He felt his tongue was cleansed. Back in England, under Manesty's influence, he joined the Church of England, attending St George's, Liverpool. In February, 1750, he married Mary Catlett, and when his father died 3 months later, John was glad to give up the sea and become a customs officer, while undertaking a variety of preaching assignments as an evangelical Christian in and around Liverpool.

In 1758, Newton applied to the Bishop of York to be ordained but was refused as he was not a university graduate. John Wesley and Rev. John Fawcett were greatly impressed by his religious qualities and Rev. Thomas Haweis asked him to expand his writings into a lengthier autobiography.

In 1769, in Olney, he met Lord Dartmouth who greatly encouraged him. Then he wrote, "Thoughts Upon the African Slave Trade". In 1788, William Pitt introduced him into the Privy Council to give evidence of the terrible cruelty he had witnessed to slaves. He also campaigned against the death penalty, then used for 200 offences.

Lord Dartmouth was able to persuade the Bishop of Lincoln to ordain Newton and he was then appointed to the parish of St Peter and St Paul, Olney. It was here that he began to write his hymns with William Cowper, the poet, including the most enduring, "Amazing Grace".

His final appointment was to St Mary Woolnoth, in Lombard St, London in 1780, where he collected very large congregations and proved a strong evangelical influence.

He died in 1807, having said to a friend, "I am packed and sealed and waiting for the post".

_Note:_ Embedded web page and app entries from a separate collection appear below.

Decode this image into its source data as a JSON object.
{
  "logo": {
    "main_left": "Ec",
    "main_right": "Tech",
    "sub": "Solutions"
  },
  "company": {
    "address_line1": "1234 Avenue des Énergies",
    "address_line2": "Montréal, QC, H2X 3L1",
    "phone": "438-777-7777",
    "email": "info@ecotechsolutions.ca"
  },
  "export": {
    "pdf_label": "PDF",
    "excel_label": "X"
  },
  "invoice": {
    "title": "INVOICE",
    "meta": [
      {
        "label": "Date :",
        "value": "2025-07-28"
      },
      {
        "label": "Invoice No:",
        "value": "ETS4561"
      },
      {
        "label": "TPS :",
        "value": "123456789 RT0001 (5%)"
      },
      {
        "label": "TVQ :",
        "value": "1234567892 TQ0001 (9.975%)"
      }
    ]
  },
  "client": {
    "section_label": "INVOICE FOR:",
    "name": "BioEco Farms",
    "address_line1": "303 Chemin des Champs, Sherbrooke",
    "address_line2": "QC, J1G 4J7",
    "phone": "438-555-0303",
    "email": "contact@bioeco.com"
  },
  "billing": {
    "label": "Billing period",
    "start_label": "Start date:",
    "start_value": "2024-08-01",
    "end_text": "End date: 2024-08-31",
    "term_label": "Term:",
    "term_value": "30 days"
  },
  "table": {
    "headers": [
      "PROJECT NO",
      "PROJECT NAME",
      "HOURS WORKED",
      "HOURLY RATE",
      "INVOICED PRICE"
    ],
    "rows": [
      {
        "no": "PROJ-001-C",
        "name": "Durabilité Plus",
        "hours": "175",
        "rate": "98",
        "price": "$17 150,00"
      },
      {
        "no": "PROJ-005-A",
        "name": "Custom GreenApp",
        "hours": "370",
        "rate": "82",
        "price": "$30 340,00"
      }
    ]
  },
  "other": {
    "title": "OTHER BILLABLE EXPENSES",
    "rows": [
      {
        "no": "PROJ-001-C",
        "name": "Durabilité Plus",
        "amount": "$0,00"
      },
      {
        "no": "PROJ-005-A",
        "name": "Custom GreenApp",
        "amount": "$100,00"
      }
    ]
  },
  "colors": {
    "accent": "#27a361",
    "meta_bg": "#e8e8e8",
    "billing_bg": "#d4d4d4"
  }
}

Bibliography: "Amazing Grace" by Henry Hunter "John Newton" by Bernard Marlin.